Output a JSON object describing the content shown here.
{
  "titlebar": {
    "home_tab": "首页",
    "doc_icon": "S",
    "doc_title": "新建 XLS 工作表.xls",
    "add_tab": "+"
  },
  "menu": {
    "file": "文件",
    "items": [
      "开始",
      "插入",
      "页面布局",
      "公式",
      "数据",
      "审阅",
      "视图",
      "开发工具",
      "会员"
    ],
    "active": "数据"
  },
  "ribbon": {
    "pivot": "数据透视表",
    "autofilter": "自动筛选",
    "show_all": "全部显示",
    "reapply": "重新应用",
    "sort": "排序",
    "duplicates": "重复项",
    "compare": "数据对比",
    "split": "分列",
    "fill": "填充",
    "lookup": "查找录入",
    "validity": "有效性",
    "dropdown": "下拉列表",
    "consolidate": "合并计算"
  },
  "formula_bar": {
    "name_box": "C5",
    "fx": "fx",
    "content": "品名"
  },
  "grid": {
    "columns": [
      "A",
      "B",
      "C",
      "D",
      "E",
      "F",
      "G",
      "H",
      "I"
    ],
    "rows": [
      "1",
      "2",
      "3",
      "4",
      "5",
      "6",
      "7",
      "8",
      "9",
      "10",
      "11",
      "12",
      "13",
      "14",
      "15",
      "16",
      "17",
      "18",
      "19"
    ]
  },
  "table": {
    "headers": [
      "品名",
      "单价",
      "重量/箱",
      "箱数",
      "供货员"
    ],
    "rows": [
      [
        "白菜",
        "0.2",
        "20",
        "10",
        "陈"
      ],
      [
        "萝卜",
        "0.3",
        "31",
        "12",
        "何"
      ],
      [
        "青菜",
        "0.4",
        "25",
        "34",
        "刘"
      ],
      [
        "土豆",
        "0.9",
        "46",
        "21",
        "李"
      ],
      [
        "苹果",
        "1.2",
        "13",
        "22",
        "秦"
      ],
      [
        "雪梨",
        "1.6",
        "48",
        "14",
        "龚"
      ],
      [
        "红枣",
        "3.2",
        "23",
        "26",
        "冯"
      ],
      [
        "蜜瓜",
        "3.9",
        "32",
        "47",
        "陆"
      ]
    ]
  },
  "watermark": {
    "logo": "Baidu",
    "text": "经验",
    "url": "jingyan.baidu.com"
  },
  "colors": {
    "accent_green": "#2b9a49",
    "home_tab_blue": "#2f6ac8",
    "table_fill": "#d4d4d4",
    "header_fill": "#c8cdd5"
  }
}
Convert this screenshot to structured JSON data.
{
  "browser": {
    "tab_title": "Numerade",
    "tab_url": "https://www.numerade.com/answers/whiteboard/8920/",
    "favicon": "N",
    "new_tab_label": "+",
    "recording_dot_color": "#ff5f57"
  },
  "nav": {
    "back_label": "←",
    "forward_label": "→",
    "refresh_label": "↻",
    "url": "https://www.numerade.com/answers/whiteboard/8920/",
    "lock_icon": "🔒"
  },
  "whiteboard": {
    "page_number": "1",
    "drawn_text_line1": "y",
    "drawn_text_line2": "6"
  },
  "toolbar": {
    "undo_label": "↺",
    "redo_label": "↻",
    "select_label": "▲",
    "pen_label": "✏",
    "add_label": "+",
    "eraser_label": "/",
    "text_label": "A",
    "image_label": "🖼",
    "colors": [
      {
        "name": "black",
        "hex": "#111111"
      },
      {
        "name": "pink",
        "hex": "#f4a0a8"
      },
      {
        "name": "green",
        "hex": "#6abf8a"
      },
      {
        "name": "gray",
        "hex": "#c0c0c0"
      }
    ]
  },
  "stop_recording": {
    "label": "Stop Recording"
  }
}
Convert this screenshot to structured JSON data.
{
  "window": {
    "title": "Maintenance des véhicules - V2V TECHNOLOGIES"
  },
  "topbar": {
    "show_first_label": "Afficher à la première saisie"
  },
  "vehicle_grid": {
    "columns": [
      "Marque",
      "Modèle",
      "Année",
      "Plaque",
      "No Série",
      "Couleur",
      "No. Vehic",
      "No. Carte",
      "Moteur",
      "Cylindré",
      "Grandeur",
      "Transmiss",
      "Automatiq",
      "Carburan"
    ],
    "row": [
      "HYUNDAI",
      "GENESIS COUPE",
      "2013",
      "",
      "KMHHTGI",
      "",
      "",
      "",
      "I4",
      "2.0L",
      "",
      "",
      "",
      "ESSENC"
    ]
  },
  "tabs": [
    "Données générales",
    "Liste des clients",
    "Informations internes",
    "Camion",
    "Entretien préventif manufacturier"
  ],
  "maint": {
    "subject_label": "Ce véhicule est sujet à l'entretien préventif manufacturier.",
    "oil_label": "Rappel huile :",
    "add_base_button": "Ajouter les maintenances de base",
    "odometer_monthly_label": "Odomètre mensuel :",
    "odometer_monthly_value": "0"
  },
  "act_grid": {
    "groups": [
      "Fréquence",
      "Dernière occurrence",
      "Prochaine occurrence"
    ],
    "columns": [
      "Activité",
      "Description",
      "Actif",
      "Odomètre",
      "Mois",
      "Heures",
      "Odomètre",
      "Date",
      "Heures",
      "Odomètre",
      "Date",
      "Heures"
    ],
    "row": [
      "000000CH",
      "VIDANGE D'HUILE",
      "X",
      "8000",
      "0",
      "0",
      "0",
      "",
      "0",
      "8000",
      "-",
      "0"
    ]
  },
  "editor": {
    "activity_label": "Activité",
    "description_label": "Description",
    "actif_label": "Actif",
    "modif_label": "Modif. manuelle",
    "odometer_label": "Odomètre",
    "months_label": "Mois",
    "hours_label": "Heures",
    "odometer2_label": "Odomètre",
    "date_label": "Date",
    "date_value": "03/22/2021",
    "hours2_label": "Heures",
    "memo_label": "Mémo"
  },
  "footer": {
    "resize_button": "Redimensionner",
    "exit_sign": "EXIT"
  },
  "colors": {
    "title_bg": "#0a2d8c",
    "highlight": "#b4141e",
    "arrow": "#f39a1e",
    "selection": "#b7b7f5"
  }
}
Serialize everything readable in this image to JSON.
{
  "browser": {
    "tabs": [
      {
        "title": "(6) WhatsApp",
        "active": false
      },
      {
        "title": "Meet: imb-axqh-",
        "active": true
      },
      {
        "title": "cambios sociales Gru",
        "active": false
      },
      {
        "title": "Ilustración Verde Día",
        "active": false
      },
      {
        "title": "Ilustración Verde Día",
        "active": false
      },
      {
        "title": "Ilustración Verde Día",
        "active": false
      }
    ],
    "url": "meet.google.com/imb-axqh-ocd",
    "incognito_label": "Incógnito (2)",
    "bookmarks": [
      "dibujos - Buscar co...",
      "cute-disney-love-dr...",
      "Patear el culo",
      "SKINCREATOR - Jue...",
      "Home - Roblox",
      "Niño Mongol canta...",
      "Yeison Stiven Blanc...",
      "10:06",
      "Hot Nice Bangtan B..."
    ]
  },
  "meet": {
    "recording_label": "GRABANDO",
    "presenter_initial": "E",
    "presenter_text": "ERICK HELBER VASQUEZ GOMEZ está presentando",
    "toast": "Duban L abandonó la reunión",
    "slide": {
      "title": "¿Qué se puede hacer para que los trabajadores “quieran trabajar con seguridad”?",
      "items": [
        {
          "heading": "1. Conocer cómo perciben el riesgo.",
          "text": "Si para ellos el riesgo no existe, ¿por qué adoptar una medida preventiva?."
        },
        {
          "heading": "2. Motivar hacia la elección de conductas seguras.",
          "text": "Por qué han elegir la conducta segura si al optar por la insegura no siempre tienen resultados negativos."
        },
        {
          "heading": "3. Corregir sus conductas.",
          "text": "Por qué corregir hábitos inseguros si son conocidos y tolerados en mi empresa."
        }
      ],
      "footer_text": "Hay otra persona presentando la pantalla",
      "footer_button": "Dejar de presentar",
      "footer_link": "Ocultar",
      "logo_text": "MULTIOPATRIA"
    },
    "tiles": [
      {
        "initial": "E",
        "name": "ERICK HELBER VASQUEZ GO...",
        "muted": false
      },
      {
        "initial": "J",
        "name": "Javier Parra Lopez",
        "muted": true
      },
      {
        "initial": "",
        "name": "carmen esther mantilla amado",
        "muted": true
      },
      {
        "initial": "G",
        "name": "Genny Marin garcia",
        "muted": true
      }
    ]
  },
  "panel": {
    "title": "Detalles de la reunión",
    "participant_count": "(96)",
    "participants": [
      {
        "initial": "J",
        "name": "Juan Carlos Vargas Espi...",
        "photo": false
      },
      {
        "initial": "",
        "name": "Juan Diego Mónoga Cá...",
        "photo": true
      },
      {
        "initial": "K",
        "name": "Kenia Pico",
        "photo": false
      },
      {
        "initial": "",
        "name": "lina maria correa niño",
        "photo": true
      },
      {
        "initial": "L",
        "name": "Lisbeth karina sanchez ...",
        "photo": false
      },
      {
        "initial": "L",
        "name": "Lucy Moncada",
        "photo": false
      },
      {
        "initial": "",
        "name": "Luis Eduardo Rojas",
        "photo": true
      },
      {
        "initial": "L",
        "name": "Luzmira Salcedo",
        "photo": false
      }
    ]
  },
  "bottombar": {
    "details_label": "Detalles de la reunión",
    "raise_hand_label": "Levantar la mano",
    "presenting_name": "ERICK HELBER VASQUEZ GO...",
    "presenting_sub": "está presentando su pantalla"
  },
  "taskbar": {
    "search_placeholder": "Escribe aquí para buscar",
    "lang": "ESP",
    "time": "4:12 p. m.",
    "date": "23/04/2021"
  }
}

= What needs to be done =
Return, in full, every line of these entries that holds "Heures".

= Solution =
      "Heures",
      "Heures",
      "Heures"
    "hours_label": "Heures",
    "hours2_label": "Heures",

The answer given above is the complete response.